Anyway, the scene mode is extensive with a full 23 modes in addition to auto. They are portrait, landscape, landscape + portrait, night, night + portrait, sport, indoor, candle, self portrait, available light portrait, sunset, firework, cuisine, behind glass, documents, auction, shoot + select 1 and 2, smile shot, and beach & snow. Regrettably, the Stylus 1200 does not have any underwater modes.
The "smile" mode comes in handy when you deal with grouchy people. When the camera detects a fleeting smile in shooting standby mode, it quickly takes three frames in high-speed sequential shooting automatically (or you can do it manually). While this mode is selected, the self-timer blinks. People's smiles vary, of course, and the camera will not always be able to detect it.
Shoot & Select lets you take sequential pictures by holding down the shutter. The pics then show up as sort of a filmstrip and you can select which you want to keep and which you want to discard.
"Guide" sort of guides you through various scenarios and sets the camera properly. This mode also lets you preview a scene through a multi-frame window that shows how the picture looks with four different settings. You then pick what suits you best.
Olympus also built some other tricks into the Stylus. For example, you can turn "shadow adjustment" on or off. This comes in handy when you shoot a subject in front of a bright background.
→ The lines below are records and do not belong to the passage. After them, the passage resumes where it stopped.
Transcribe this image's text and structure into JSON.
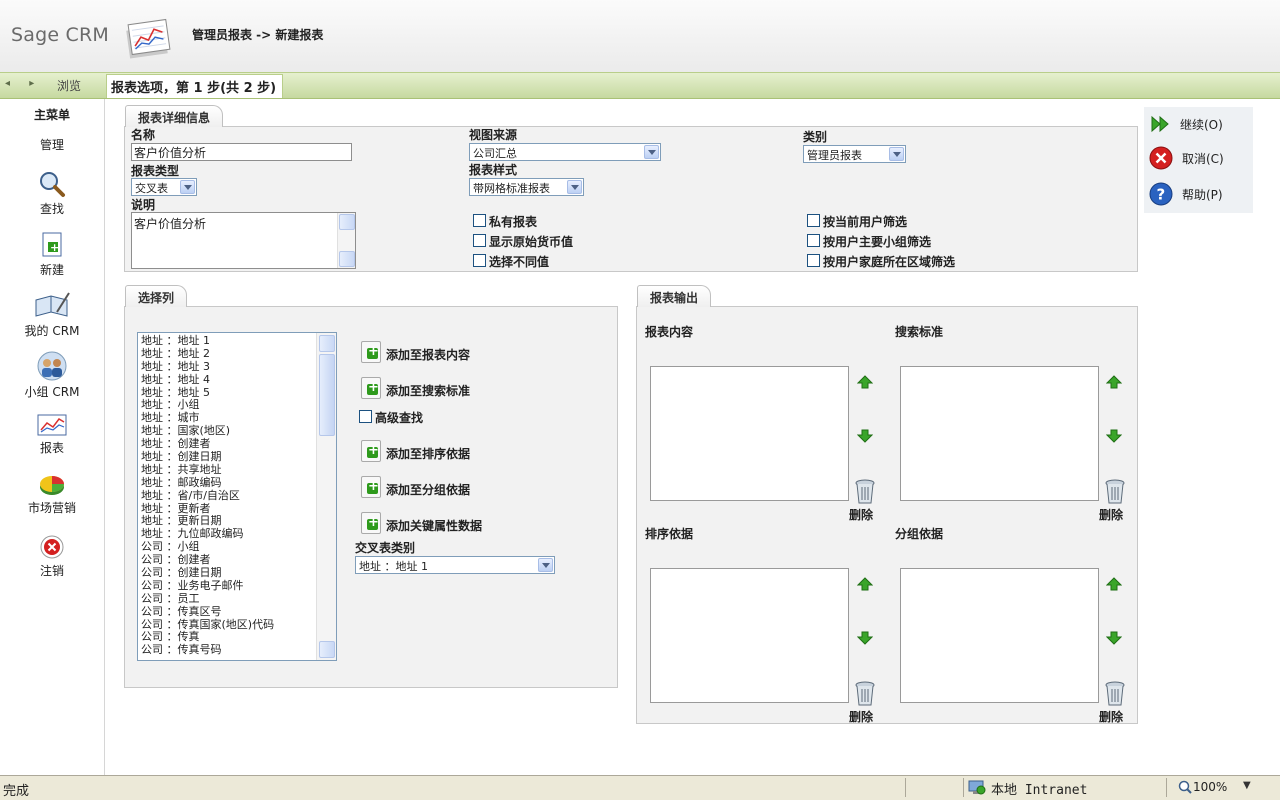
{
  "app": {
    "logo": "Sage CRM"
  },
  "header": {
    "breadcrumb": "管理员报表  -> 新建报表"
  },
  "nav": {
    "back_forward": "◂ ▸",
    "browse_label": "浏览"
  },
  "steps": {
    "label": "报表选项，第 1 步(共 2 步)"
  },
  "sidebar": {
    "title": "主菜单",
    "admin": "管理",
    "items": [
      {
        "label": "查找",
        "icon": "magnifier-icon"
      },
      {
        "label": "新建",
        "icon": "new-document-icon"
      },
      {
        "label": "我的 CRM",
        "icon": "my-crm-icon"
      },
      {
        "label": "小组 CRM",
        "icon": "team-crm-icon"
      },
      {
        "label": "报表",
        "icon": "report-chart-icon"
      },
      {
        "label": "市场营销",
        "icon": "pie-chart-icon"
      },
      {
        "label": "注销",
        "icon": "logout-icon"
      }
    ]
  },
  "details": {
    "tab": "报表详细信息",
    "name_label": "名称",
    "name_value": "客户价值分析",
    "type_label": "报表类型",
    "type_value": "交叉表",
    "desc_label": "说明",
    "desc_value": "客户价值分析",
    "view_label": "视图来源",
    "view_value": "公司汇总",
    "style_label": "报表样式",
    "style_value": "带网格标准报表",
    "category_label": "类别",
    "category_value": "管理员报表",
    "checks": {
      "private": "私有报表",
      "original_currency": "显示原始货币值",
      "distinct": "选择不同值",
      "current_user": "按当前用户筛选",
      "user_team": "按用户主要小组筛选",
      "user_region": "按用户家庭所在区域筛选"
    }
  },
  "columns": {
    "tab": "选择列",
    "items": [
      "地址 ：地址 1",
      "地址 ：地址 2",
      "地址 ：地址 3",
      "地址 ：地址 4",
      "地址 ：地址 5",
      "地址 ：小组",
      "地址 ：城市",
      "地址 ：国家(地区)",
      "地址 ：创建者",
      "地址 ：创建日期",
      "地址 ：共享地址",
      "地址 ：邮政编码",
      "地址 ：省/市/自治区",
      "地址 ：更新者",
      "地址 ：更新日期",
      "地址 ：九位邮政编码",
      "公司 ：小组",
      "公司 ：创建者",
      "公司 ：创建日期",
      "公司 ：业务电子邮件",
      "公司 ：员工",
      "公司 ：传真区号",
      "公司 ：传真国家(地区)代码",
      "公司 ：传真",
      "公司 ：传真号码"
    ],
    "add_content": "添加至报表内容",
    "add_search": "添加至搜索标准",
    "advanced_search": "高级查找",
    "add_sort": "添加至排序依据",
    "add_group": "添加至分组依据",
    "add_key_attr": "添加关键属性数据",
    "crosstab_label": "交叉表类别",
    "crosstab_value": "地址 ：地址 1"
  },
  "output": {
    "tab": "报表输出",
    "content_label": "报表内容",
    "search_label": "搜索标准",
    "sort_label": "排序依据",
    "group_label": "分组依据",
    "delete_label": "删除"
  },
  "actions": {
    "continue": "继续(O)",
    "cancel": "取消(C)",
    "help": "帮助(P)"
  },
  "statusbar": {
    "status": "完成",
    "zone": "本地 Intranet",
    "zoom": "100%"
  },
  "colors": {
    "green_bar": "#c6d9a0",
    "panel_bg": "#f2f2f2",
    "arrow_green": "#3aa52a",
    "cancel_red": "#d42020",
    "help_blue": "#2a62c0"
  }
}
Turning shadow adjustment on will both brighten the subject and adjust the background.
The Stylus 1200 also has a Perfect Shot Preview mode that lets you preview and select various photographic effects on a live, multi-window screen before actually taking the shot.
The Stylus 1200, like other Olympus cameras, has both a macro and a super-macro mode. That can be a bit cumbersome. The macro mode goes from eight inches to infinity whereas super-macro goes from 1.2 inches to a bit over two feet. Still, it's nice to be able to get that close.
Movie and audio
The Stylus 1200 has a 640 x 480 movie mode with sound, and it shoots at 30 frames per second for lifelike video. Sound is not a strong side of this camera. There is no voice recording mode, and sound clips attached to still images are limited to just four seconds.
Memory and Storage
The Stylus 1200 has some built-in storage, but our materials did not say how much. Most likely it is not more than the 48MB of the Stylus 820, and that won't last very long if you shoot in full 12-megapixel mode. As far as removable storage goes, the Stylus 1200 uses the xD-Picture card format, which we just can't quite warm up to because the cards are harder to find and generally costs more than more common formats like SD Card.
The ultra-compact Stylus 1200 breaks a new barrier for Olympus as the first Stylus camera with 12-megapixels. That gives you a lot of resolution to work with. It is also an attractive, easy-to-use point & shoot camera with a large 2.7-inch hi-res LCD, some nice features and plenty of scene modes. Unlike the other two new Stylus cameras, the 820 and the 820, the 1200 only has a standard 3X optical zoom, so resolution is what this camera is all about. It also has strong competition from Olympus's own FE-300 that also offers 12-megapixel at a somewhat lower price.
Not so much:
- 12 megapixel resolution
- Bright hi-res 2.7-inch LCD with backlight boost
- 640 x 480 movies at a full 30 fps
- Advanced face detection mode
- Weatherproof body
- Digital image stabilization
- PreSet Shooting Mode lets you select best setting
- No voice recording mode
- Only 3X optical zoom
- xD-Picture card harder to find and more expensive
- No underwater modes